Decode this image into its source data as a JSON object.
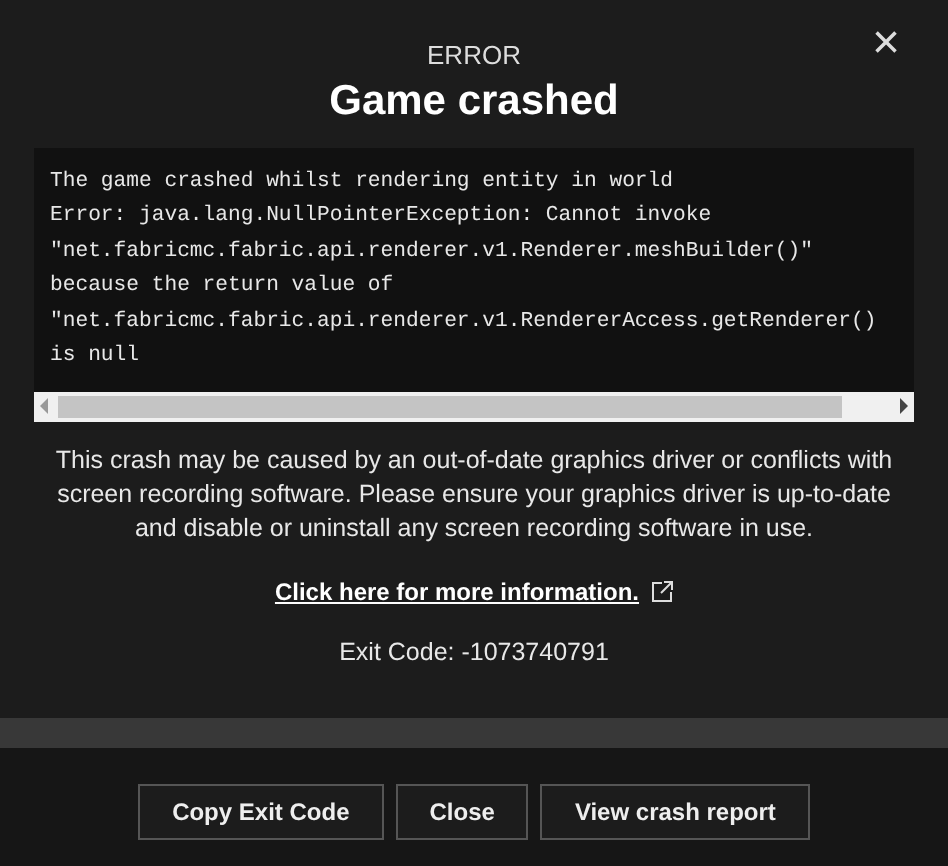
{
  "dialog": {
    "label": "ERROR",
    "title": "Game crashed",
    "close": "×"
  },
  "log": {
    "lines": [
      "The game crashed whilst rendering entity in world",
      "Error: java.lang.NullPointerException: Cannot invoke",
      "\"net.fabricmc.fabric.api.renderer.v1.Renderer.meshBuilder()\"",
      "because the return value of",
      "\"net.fabricmc.fabric.api.renderer.v1.RendererAccess.getRenderer()",
      "is null"
    ]
  },
  "message": "This crash may be caused by an out-of-date graphics driver or conflicts with screen recording software. Please ensure your graphics driver is up-to-date and disable or uninstall any screen recording software in use.",
  "link": "Click here for more information.",
  "exit_code": "Exit Code: -1073740791",
  "buttons": [
    "Copy Exit Code",
    "Close",
    "View crash report"
  ]
}
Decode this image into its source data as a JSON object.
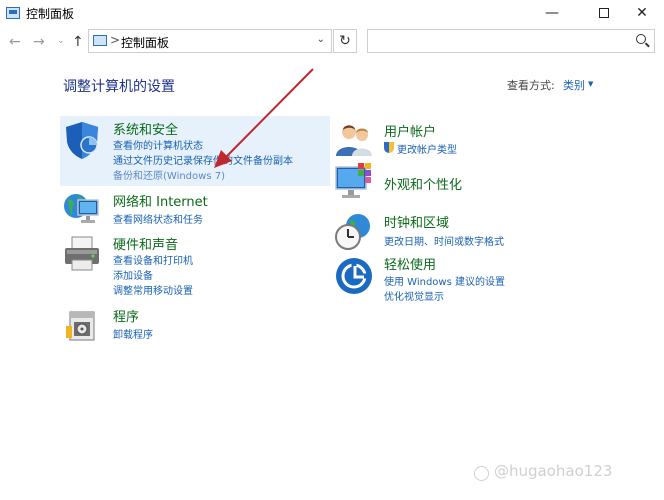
{
  "window": {
    "title": "控制面板",
    "minimize_glyph": "—",
    "close_glyph": "✕"
  },
  "nav": {
    "back_glyph": "←",
    "forward_glyph": "→",
    "history_glyph": "⌄",
    "up_glyph": "↑",
    "address_separator": ">",
    "address_text": "控制面板",
    "address_dropdown_glyph": "⌄",
    "refresh_glyph": "↻",
    "search_placeholder": ""
  },
  "header": {
    "heading": "调整计算机的设置",
    "view_by_label": "查看方式:",
    "view_by_value": "类别",
    "view_by_dropdown_glyph": "▼"
  },
  "categories_left": [
    {
      "icon": "security-shield-icon",
      "title": "系统和安全",
      "links": [
        "查看你的计算机状态",
        "通过文件历史记录保存你的文件备份副本",
        "备份和还原(Windows 7)"
      ]
    },
    {
      "icon": "network-globe-icon",
      "title": "网络和 Internet",
      "links": [
        "查看网络状态和任务"
      ]
    },
    {
      "icon": "printer-icon",
      "title": "硬件和声音",
      "links": [
        "查看设备和打印机",
        "添加设备",
        "调整常用移动设置"
      ]
    },
    {
      "icon": "programs-icon",
      "title": "程序",
      "links": [
        "卸载程序"
      ]
    }
  ],
  "categories_right": [
    {
      "icon": "user-accounts-icon",
      "title": "用户帐户",
      "links": [
        "更改帐户类型"
      ]
    },
    {
      "icon": "appearance-monitor-icon",
      "title": "外观和个性化",
      "links": []
    },
    {
      "icon": "clock-globe-icon",
      "title": "时钟和区域",
      "links": [
        "更改日期、时间或数字格式"
      ]
    },
    {
      "icon": "ease-of-access-icon",
      "title": "轻松使用",
      "links": [
        "使用 Windows 建议的设置",
        "优化视觉显示"
      ]
    }
  ],
  "watermark": {
    "text": "@hugaohao123"
  },
  "colors": {
    "category_title": "#0b6a1a",
    "link": "#1a62b3",
    "heading": "#1e3287",
    "highlight": "#e6f1fb",
    "annotation_arrow": "#c0282e"
  }
}
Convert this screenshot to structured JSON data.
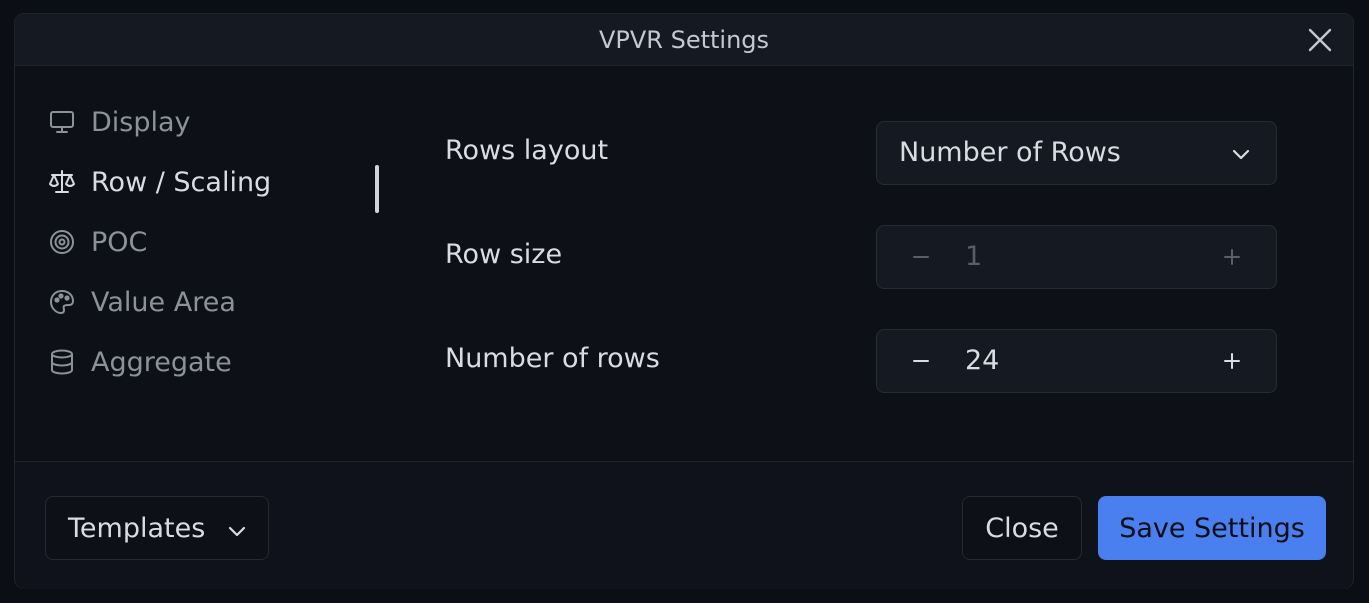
{
  "dialog": {
    "title": "VPVR Settings",
    "close_icon": "close-icon"
  },
  "nav": {
    "items": [
      {
        "label": "Display",
        "icon": "monitor-icon",
        "active": false
      },
      {
        "label": "Row / Scaling",
        "icon": "scale-icon",
        "active": true
      },
      {
        "label": "POC",
        "icon": "target-icon",
        "active": false
      },
      {
        "label": "Value Area",
        "icon": "palette-icon",
        "active": false
      },
      {
        "label": "Aggregate",
        "icon": "database-icon",
        "active": false
      }
    ]
  },
  "settings": {
    "rows_layout": {
      "label": "Rows layout",
      "value": "Number of Rows"
    },
    "row_size": {
      "label": "Row size",
      "value": "1",
      "disabled": true
    },
    "number_of_rows": {
      "label": "Number of rows",
      "value": "24",
      "disabled": false
    }
  },
  "footer": {
    "templates_label": "Templates",
    "close_label": "Close",
    "save_label": "Save Settings"
  },
  "colors": {
    "accent": "#4a7ff0",
    "background": "#0d1017",
    "text": "#d9dce3",
    "muted": "#8d919b"
  }
}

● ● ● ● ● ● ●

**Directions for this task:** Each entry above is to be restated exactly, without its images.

**Answer space:**
Decode this image into its source data as a JSON object.
{
  "dialog": {
    "label": "ERROR",
    "title": "Game crashed",
    "close": "×"
  },
  "log": {
    "lines": [
      "The game crashed whilst rendering entity in world",
      "Error: java.lang.NullPointerException: Cannot invoke",
      "\"net.fabricmc.fabric.api.renderer.v1.Renderer.meshBuilder()\"",
      "because the return value of",
      "\"net.fabricmc.fabric.api.renderer.v1.RendererAccess.getRenderer()",
      "is null"
    ]
  },
  "message": "This crash may be caused by an out-of-date graphics driver or conflicts with screen recording software. Please ensure your graphics driver is up-to-date and disable or uninstall any screen recording software in use.",
  "link": "Click here for more information.",
  "exit_code": "Exit Code: -1073740791",
  "buttons": [
    "Copy Exit Code",
    "Close",
    "View crash report"
  ]
}
Decode this image into its source data as a JSON object.
{
  "window": {
    "title": "控制面板",
    "minimize_glyph": "—",
    "close_glyph": "✕"
  },
  "nav": {
    "back_glyph": "←",
    "forward_glyph": "→",
    "history_glyph": "⌄",
    "up_glyph": "↑",
    "address_separator": ">",
    "address_text": "控制面板",
    "address_dropdown_glyph": "⌄",
    "refresh_glyph": "↻",
    "search_placeholder": ""
  },
  "header": {
    "heading": "调整计算机的设置",
    "view_by_label": "查看方式:",
    "view_by_value": "类别",
    "view_by_dropdown_glyph": "▼"
  },
  "categories_left": [
    {
      "icon": "security-shield-icon",
      "title": "系统和安全",
      "links": [
        "查看你的计算机状态",
        "通过文件历史记录保存你的文件备份副本",
        "备份和还原(Windows 7)"
      ]
    },
    {
      "icon": "network-globe-icon",
      "title": "网络和 Internet",
      "links": [
        "查看网络状态和任务"
      ]
    },
    {
      "icon": "printer-icon",
      "title": "硬件和声音",
      "links": [
        "查看设备和打印机",
        "添加设备",
        "调整常用移动设置"
      ]
    },
    {
      "icon": "programs-icon",
      "title": "程序",
      "links": [
        "卸载程序"
      ]
    }
  ],
  "categories_right": [
    {
      "icon": "user-accounts-icon",
      "title": "用户帐户",
      "links": [
        "更改帐户类型"
      ]
    },
    {
      "icon": "appearance-monitor-icon",
      "title": "外观和个性化",
      "links": []
    },
    {
      "icon": "clock-globe-icon",
      "title": "时钟和区域",
      "links": [
        "更改日期、时间或数字格式"
      ]
    },
    {
      "icon": "ease-of-access-icon",
      "title": "轻松使用",
      "links": [
        "使用 Windows 建议的设置",
        "优化视觉显示"
      ]
    }
  ],
  "watermark": {
    "text": "@hugaohao123"
  },
  "colors": {
    "category_title": "#0b6a1a",
    "link": "#1a62b3",
    "heading": "#1e3287",
    "highlight": "#e6f1fb",
    "annotation_arrow": "#c0282e"
  }
}
Convert this screenshot to structured JSON data.
{
  "dialog": {
    "title": "VPVR Settings",
    "close_icon": "close-icon"
  },
  "nav": {
    "items": [
      {
        "label": "Display",
        "icon": "monitor-icon",
        "active": false
      },
      {
        "label": "Row / Scaling",
        "icon": "scale-icon",
        "active": true
      },
      {
        "label": "POC",
        "icon": "target-icon",
        "active": false
      },
      {
        "label": "Value Area",
        "icon": "palette-icon",
        "active": false
      },
      {
        "label": "Aggregate",
        "icon": "database-icon",
        "active": false
      }
    ]
  },
  "settings": {
    "rows_layout": {
      "label": "Rows layout",
      "value": "Number of Rows"
    },
    "row_size": {
      "label": "Row size",
      "value": "1",
      "disabled": true
    },
    "number_of_rows": {
      "label": "Number of rows",
      "value": "24",
      "disabled": false
    }
  },
  "footer": {
    "templates_label": "Templates",
    "close_label": "Close",
    "save_label": "Save Settings"
  },
  "colors": {
    "accent": "#4a7ff0",
    "background": "#0d1017",
    "text": "#d9dce3",
    "muted": "#8d919b"
  }
}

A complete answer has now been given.